(Assigned task):
Scan the entries below. Report each line where the string "name" occurs.
__________
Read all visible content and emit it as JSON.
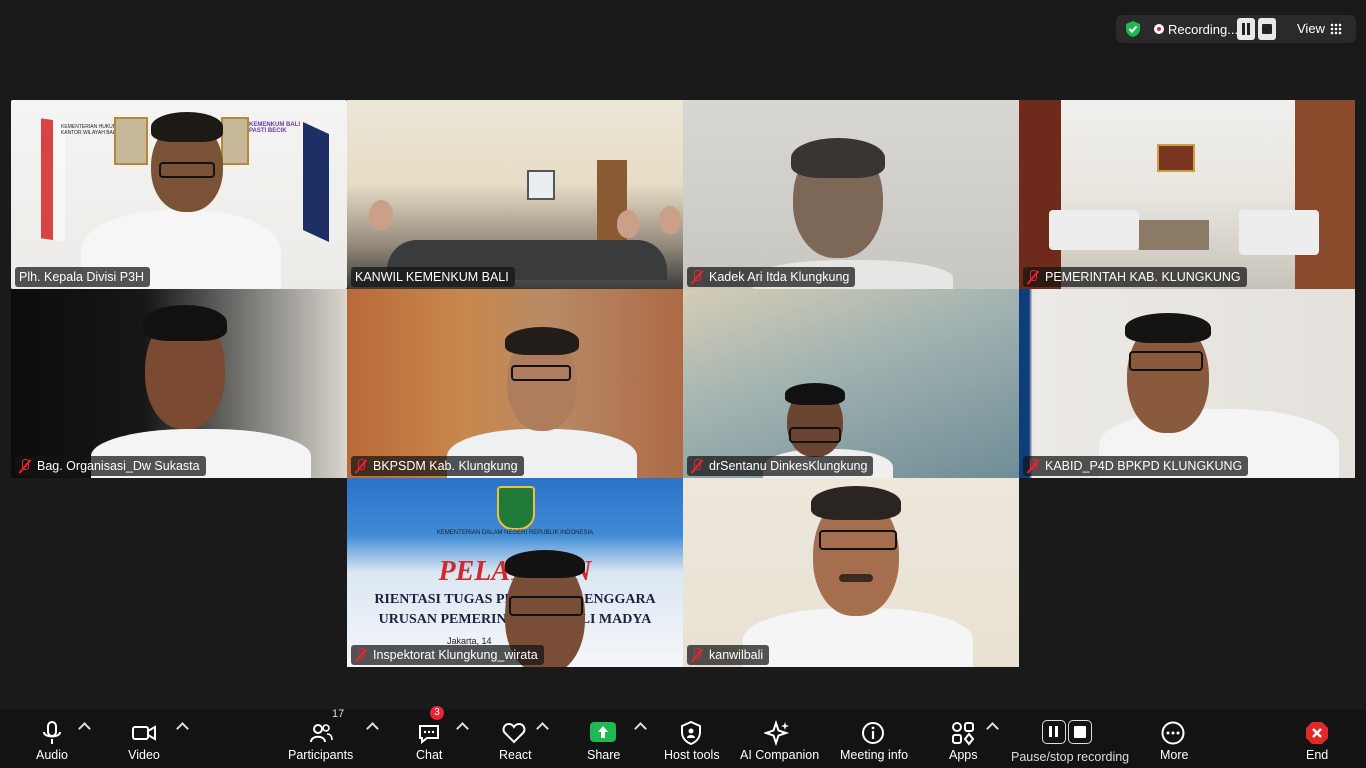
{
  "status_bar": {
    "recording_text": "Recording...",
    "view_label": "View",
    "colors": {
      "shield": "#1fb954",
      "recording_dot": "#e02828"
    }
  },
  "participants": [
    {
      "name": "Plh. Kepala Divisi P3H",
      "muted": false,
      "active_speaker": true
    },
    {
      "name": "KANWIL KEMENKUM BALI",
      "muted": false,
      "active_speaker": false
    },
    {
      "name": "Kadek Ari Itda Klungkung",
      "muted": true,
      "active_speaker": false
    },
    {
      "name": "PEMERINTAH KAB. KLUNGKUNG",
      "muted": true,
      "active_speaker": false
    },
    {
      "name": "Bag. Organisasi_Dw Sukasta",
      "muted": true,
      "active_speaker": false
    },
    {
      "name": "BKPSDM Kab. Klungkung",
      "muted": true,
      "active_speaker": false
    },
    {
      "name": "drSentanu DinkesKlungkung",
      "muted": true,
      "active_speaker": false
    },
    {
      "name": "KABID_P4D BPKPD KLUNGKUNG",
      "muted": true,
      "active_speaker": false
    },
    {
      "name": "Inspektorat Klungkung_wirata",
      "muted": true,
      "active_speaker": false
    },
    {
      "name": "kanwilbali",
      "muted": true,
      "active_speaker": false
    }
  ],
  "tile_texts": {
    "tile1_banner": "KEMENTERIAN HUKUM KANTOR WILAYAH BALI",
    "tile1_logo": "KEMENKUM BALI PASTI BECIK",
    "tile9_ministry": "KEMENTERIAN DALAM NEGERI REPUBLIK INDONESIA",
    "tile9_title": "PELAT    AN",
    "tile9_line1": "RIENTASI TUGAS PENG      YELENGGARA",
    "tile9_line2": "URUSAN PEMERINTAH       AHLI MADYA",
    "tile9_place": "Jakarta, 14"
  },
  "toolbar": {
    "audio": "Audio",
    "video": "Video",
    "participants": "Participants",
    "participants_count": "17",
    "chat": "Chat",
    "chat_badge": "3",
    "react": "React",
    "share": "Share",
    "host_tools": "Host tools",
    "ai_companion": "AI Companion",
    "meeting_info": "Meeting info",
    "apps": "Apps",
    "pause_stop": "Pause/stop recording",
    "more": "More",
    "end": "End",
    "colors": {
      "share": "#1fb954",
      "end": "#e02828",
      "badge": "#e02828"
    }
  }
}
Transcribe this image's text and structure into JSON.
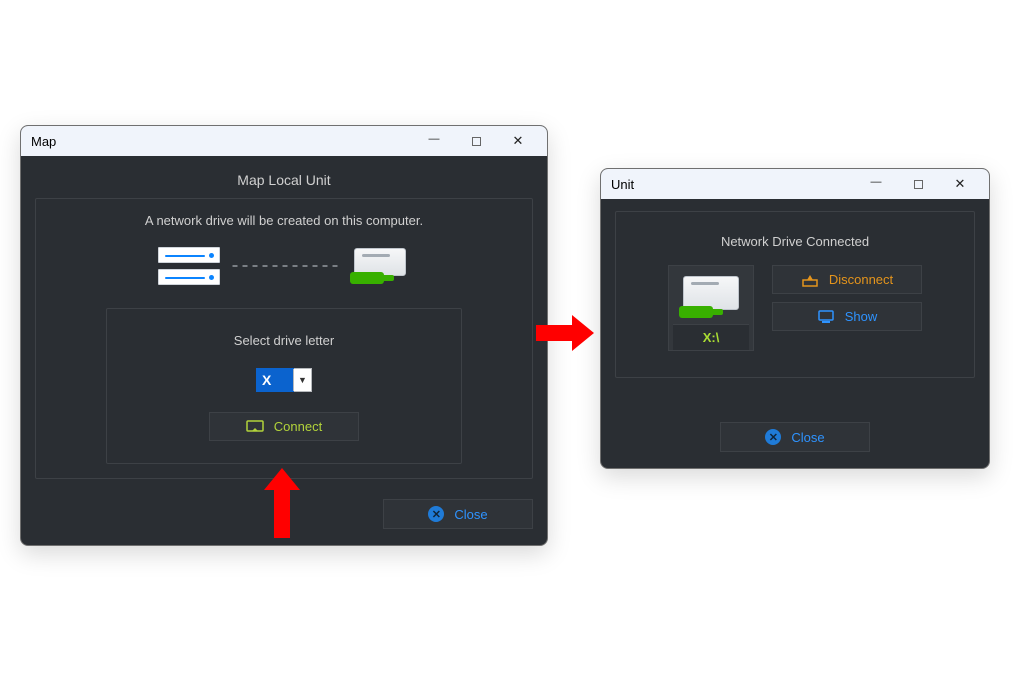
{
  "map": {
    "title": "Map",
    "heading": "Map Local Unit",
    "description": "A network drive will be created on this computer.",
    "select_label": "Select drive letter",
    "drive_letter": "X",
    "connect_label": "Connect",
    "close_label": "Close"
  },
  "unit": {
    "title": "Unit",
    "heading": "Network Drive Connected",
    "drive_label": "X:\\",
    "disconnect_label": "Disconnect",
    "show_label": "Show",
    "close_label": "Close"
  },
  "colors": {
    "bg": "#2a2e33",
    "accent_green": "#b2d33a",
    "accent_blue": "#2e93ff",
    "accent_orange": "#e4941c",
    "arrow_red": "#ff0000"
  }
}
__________
(Your solution):
      "name": "Plh. Kepala Divisi P3H",
      "name": "KANWIL KEMENKUM BALI",
      "name": "Kadek Ari Itda Klungkung",
      "name": "PEMERINTAH KAB. KLUNGKUNG",
      "name": "Bag. Organisasi_Dw Sukasta",
      "name": "BKPSDM Kab. Klungkung",
      "name": "drSentanu DinkesKlungkung",
      "name": "KABID_P4D BPKPD KLUNGKUNG",
      "name": "Inspektorat Klungkung_wirata",
      "name": "kanwilbali",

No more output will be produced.